ClefWorks fans arrived at the Alabama Shakespeare Festival to attend the Stay Tuned 2008 concerts on Saturday, August 23 and Sunday, August 24 and were treated to multi-sensory concert experiences and fun-filled receptions. Early arrivals could finally discover the identities of ClefWorks’ mystery performers — 100 customized ClefWorks metronomes ticking down to a single voice, accentuated by striking lighting designed by ASF’s Thomas Rodman. Patrons appreciated the beauty, warmth, and intimacy of the Octagon stage, a perfect setting for ClefWorks’ innovative and intentionally casual approach to chamber music. Through this newly-minted partnership, the Alabama Shakespeare Festival continued its tradition of encouraging great cultural offerings in the Montgomery area and ClefWorks reaffirmed its commitment to teaming up with other arts organizations.
The applause following the dying echo of the last metronomic “tock” was only heightened by the entrances of violinist Ben Sung, pianist Xak Bjerken, and horn player Todd Harris Sheldrick. The three musicians first tackled Johannes Brahms’ “Trio for piano, violin, and horn” (1865), a heartfelt and deeply emotional work commemorating and celebrating the composer’s mother’s life, and then presented modern composer Gyorgy Ligeti’s “Trio for violin, horn, and piano” (1982), a dramatic and, at times, unsettling piece that, coupled with Rodman’s lighting designs, more than once elicited gasps from the audience.
At the concerts, Elmore DeMott, ClefWorks Board President, welcomed guests and thanked Bravo Sponsor Sterling Bank and the other patrons who made the season possible. Deborah Moore, Chair of the ClefWorks Composition Competition, announced the 2008 winner, Scott Robbins of Spartanburg, SC, whose “Quartet for Violin, Viola, Cello, and Piano” (1999/2008) will be performed during ClefWorks’ Dream On season in January 2009. Stephen Poff, David Allred, and the LWT team created a short video of the announcement.

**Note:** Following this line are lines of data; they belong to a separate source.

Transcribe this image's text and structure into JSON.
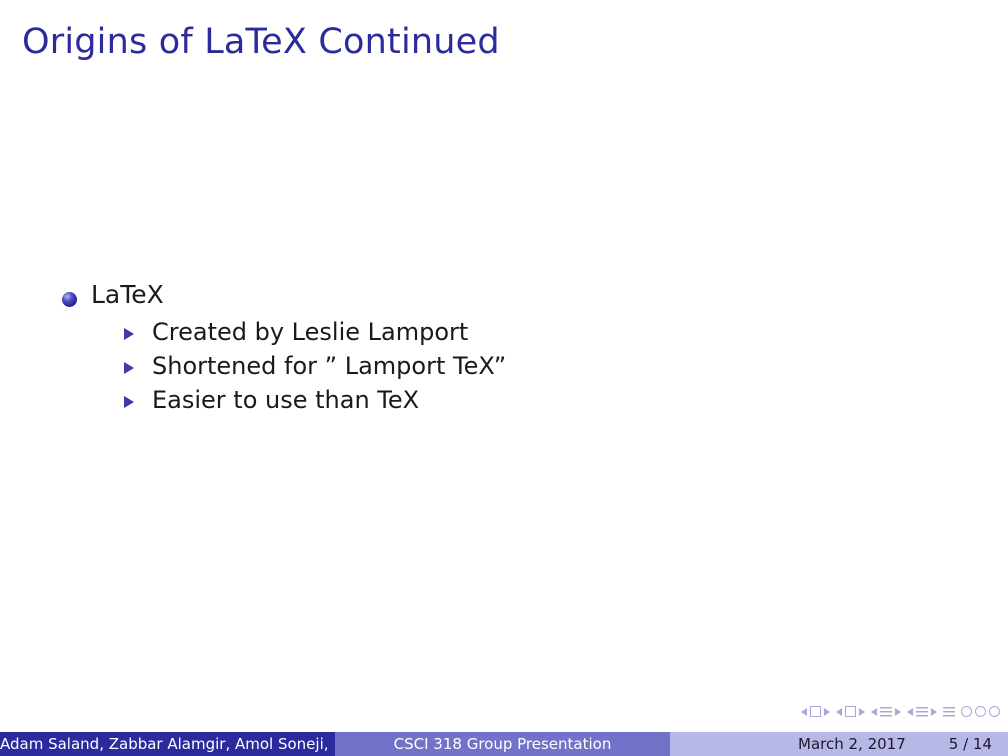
{
  "slide": {
    "title": "Origins of LaTeX Continued",
    "bullets": [
      {
        "label": "LaTeX",
        "subitems": [
          "Created by Leslie Lamport",
          "Shortened for ” Lamport TeX”",
          "Easier to use than TeX"
        ]
      }
    ]
  },
  "footer": {
    "authors": "Adam Saland, Zabbar Alamgir, Amol Soneji,",
    "presentation": "CSCI 318 Group Presentation",
    "date": "March 2, 2017",
    "page": "5 / 14"
  },
  "nav": {
    "icons": [
      "slide-nav-icon",
      "frame-nav-icon",
      "subsection-nav-icon",
      "section-nav-icon",
      "appendix-icon",
      "back-icon",
      "search-icon"
    ],
    "color": "#a8a8d8"
  },
  "theme": {
    "title_color": "#2b2b9e",
    "footer_left": "#2b2b9e",
    "footer_mid": "#7272c8",
    "footer_right": "#b8b8e8"
  }
}
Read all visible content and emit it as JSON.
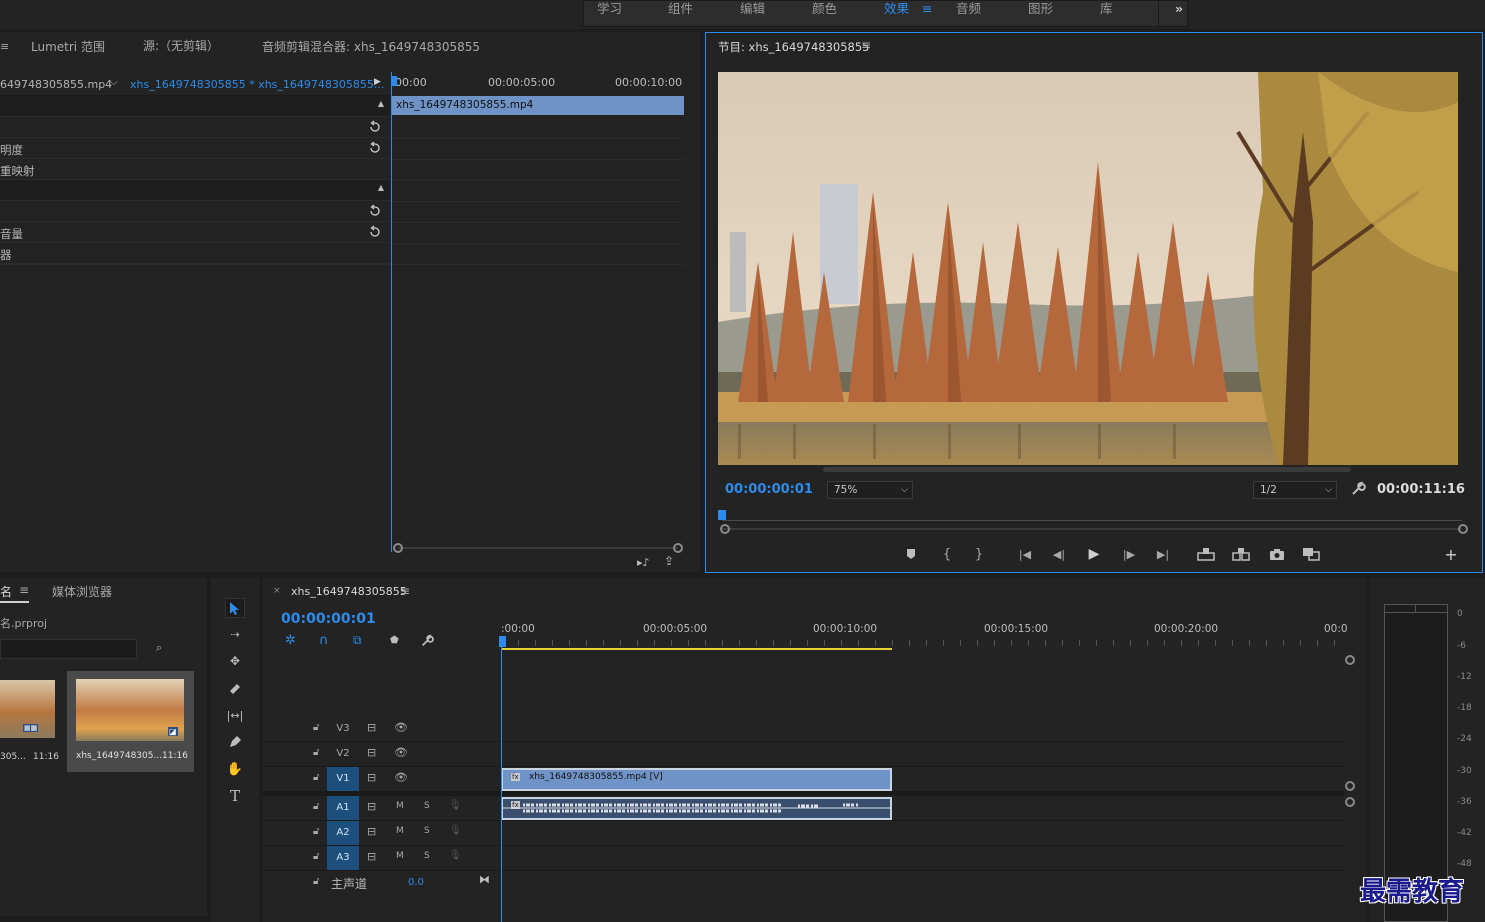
{
  "workspaces": [
    "学习",
    "组件",
    "编辑",
    "颜色",
    "效果",
    "音频",
    "图形",
    "库"
  ],
  "workspace_active": "效果",
  "workspace_more": "»",
  "upper_tabs": {
    "lumetri": "Lumetri 范围",
    "source": "源:（无剪辑）",
    "mixer": "音频剪辑混合器: xhs_1649748305855"
  },
  "effect_controls": {
    "clip_name": "649748305855.mp4",
    "sequence_clip": "xhs_1649748305855 * xhs_1649748305855...",
    "ruler": [
      "00:00",
      "00:00:05:00",
      "00:00:10:00"
    ],
    "clip_bar": "xhs_1649748305855.mp4",
    "rows": [
      "明度",
      "重映射",
      "音量",
      "器"
    ]
  },
  "program": {
    "title": "节目: xhs_1649748305855",
    "timecode_current": "00:00:00:01",
    "zoom": "75%",
    "resolution": "1/2",
    "timecode_duration": "00:00:11:16"
  },
  "project": {
    "tab_name": "名",
    "tab_media": "媒体浏览器",
    "file": "名.prproj",
    "items": [
      {
        "name": "305...",
        "duration": "11:16"
      },
      {
        "name": "xhs_1649748305...",
        "duration": "11:16"
      }
    ]
  },
  "timeline": {
    "sequence": "xhs_1649748305855",
    "timecode": "00:00:00:01",
    "ruler": [
      ":00:00",
      "00:00:05:00",
      "00:00:10:00",
      "00:00:15:00",
      "00:00:20:00",
      "00:0"
    ],
    "video_tracks": [
      "V3",
      "V2",
      "V1"
    ],
    "audio_tracks": [
      "A1",
      "A2",
      "A3"
    ],
    "mute": "M",
    "solo": "S",
    "master": "主声道",
    "master_value": "0.0",
    "video_clip": "xhs_1649748305855.mp4 [V]"
  },
  "meters": {
    "scale": [
      "0",
      "-6",
      "-12",
      "-18",
      "-24",
      "-30",
      "-36",
      "-42",
      "-48"
    ]
  },
  "watermark": "最需教育",
  "colors": {
    "accent": "#2d8ceb",
    "video_clip": "#6f93c6",
    "audio_clip": "#3a4f6e",
    "work_area": "#e6d337"
  }
}
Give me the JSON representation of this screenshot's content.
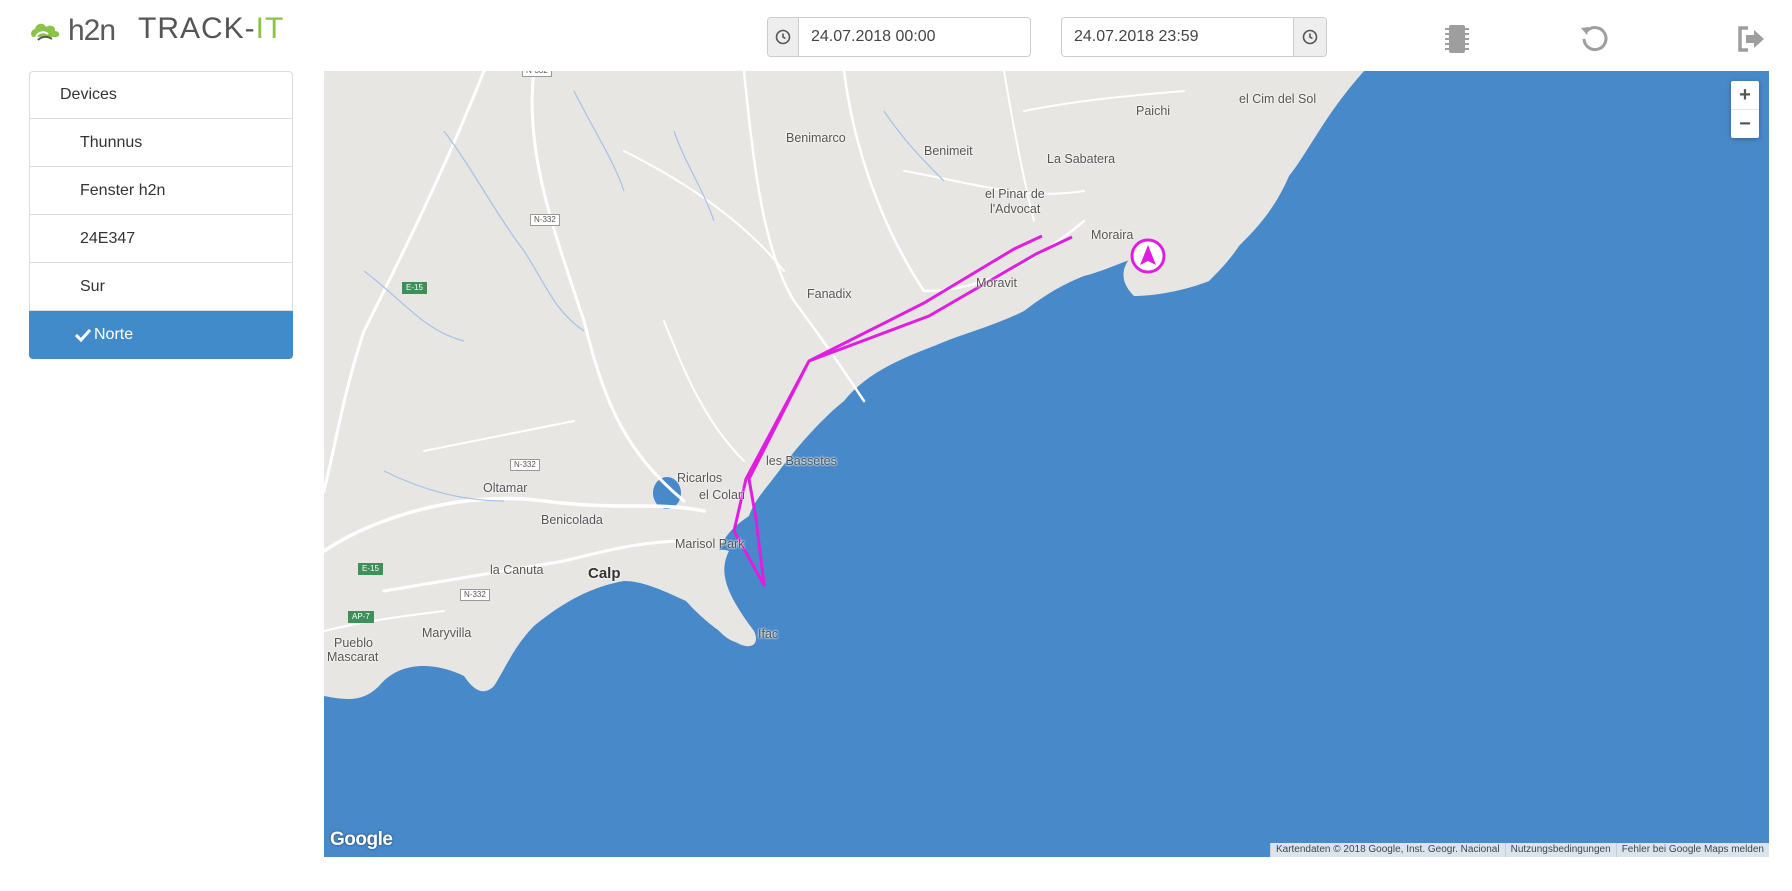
{
  "header": {
    "logo_text": "h2n",
    "app_name_main": "TRACK-",
    "app_name_accent": "IT",
    "date_from": "24.07.2018 00:00",
    "date_to": "24.07.2018 23:59",
    "accent_color": "#8bc34a"
  },
  "icons": {
    "date_from": "clock-icon",
    "date_to": "clock-icon",
    "device": "chip-icon",
    "refresh": "refresh-icon",
    "logout": "logout-icon"
  },
  "sidebar": {
    "header": "Devices",
    "devices": [
      {
        "label": "Thunnus",
        "selected": false
      },
      {
        "label": "Fenster h2n",
        "selected": false
      },
      {
        "label": "24E347",
        "selected": false
      },
      {
        "label": "Sur",
        "selected": false
      },
      {
        "label": "Norte",
        "selected": true
      }
    ],
    "selected_color": "#428bca"
  },
  "map": {
    "places": {
      "paichi": "Paichi",
      "cim_del_sol": "el Cim del Sol",
      "benimarco": "Benimarco",
      "benimeit": "Benimeit",
      "la_sabatera": "La Sabatera",
      "pinar_1": "el Pinar de",
      "pinar_2": "l'Advocat",
      "moraira": "Moraira",
      "moravit": "Moravit",
      "fanadix": "Fanadix",
      "les_bassetes": "les Bassetes",
      "ricarlos": "Ricarlos",
      "el_colari": "el Colari",
      "oltamar": "Oltamar",
      "benicolada": "Benicolada",
      "marisol_park": "Marisol Park",
      "calp": "Calp",
      "la_canuta": "la Canuta",
      "ifac": "Ifac",
      "maryvilla": "Maryvilla",
      "pueblo_1": "Pueblo",
      "pueblo_2": "Mascarat"
    },
    "roads": {
      "n332": "N-332",
      "e15": "E-15",
      "ap7": "AP-7"
    },
    "zoom_in": "+",
    "zoom_out": "−",
    "google": "Google",
    "attribution": "Kartendaten © 2018 Google, Inst. Geogr. Nacional",
    "terms": "Nutzungsbedingungen",
    "report": "Fehler bei Google Maps melden",
    "track_color": "#e01ee0",
    "sea_color": "#4889c9",
    "land_color": "#e8e6e3"
  }
}
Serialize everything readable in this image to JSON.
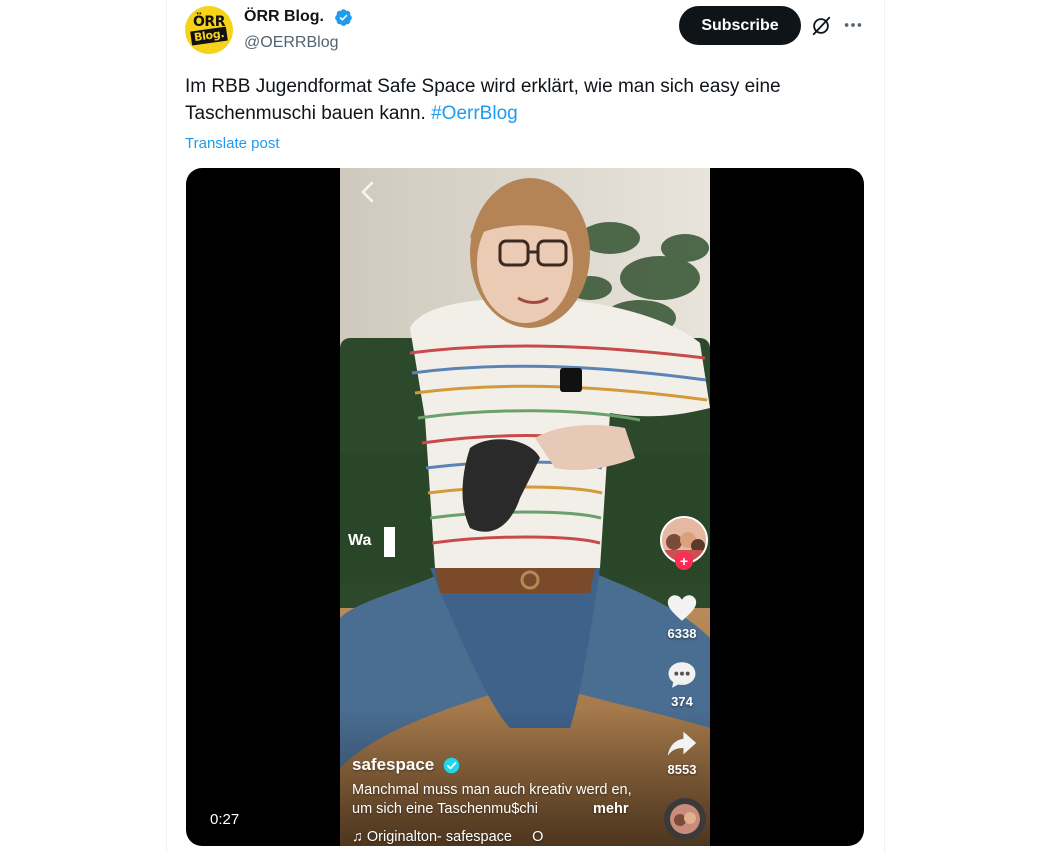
{
  "author": {
    "name": "ÖRR Blog.",
    "handle": "@OERRBlog",
    "avatar_text_top": "ÖRR",
    "avatar_text_bottom": "Blog.",
    "avatar_color": "#f7d21b",
    "verified_color": "#1d9bf0"
  },
  "header": {
    "subscribe_label": "Subscribe",
    "grok_icon": "grok-slash-icon",
    "more_icon": "more-dots-icon"
  },
  "post": {
    "text": "Im RBB Jugendformat Safe Space wird erklärt, wie man sich easy eine Taschenmuschi bauen kann. ",
    "hashtag": "#OerrBlog",
    "translate_label": "Translate post",
    "link_color": "#1d9bf0"
  },
  "video": {
    "duration": "0:27",
    "overlay_caption": "Wa",
    "likes": "6338",
    "comments": "374",
    "shares": "8553",
    "username": "safespace",
    "description": "Manchmal muss man auch kreativ werd en, um sich eine Taschenmu$chi",
    "more_label": "mehr",
    "sound": "♫ Originalton- safespace",
    "sound_extra": "O",
    "follow_symbol": "+",
    "accent_color": "#fe2c55"
  }
}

As an encore, the musicians surprised and amused both audiences by cramming together onto one piano bench to play a Bach chorale transcribed for one piano/six hands by Gyorgy Kurtag. This lighthearted tone continued after each performance, when concert-goers of all ages adjourned to the Patrons’ Lobby of the Carolyn Blount Theatre to dine on delightful dessert creations and raise a glass to the talented ClefWorks musicians.
Also celebrating the conclusion of the ClefWorks Stay Tuned season was Kimberly Baker, fresh from planning and successfully implementing the ClefWorks Outreach Concert, the exciting culmination of the Jubilee Community Center’s summer enrichment program. At the Outreach Concert, children and their parents got up-close and personal with the ClefWorks musicians, test-drove several instruments, and then enjoyed a reception featuring homemade goodies and custom-designed floral arrangements.
In 2007, ClefWorks burst on Montgomery’s music scene with a magical first season that featured chamber music in intimate, nontraditional venues including the RSA Activity Center, Huntingdon’s Ligon Chapel and the Montgomery Museum of Fine Arts. Highly successful, the Premiere Season introduced people of all ages – including children and youth, to the power of chamber music. Montgomerians discovered fun, innovative programming and developed relationships with musicians and within their community. The season sparked new interest in the arts and humanities for many newcomers to classical music.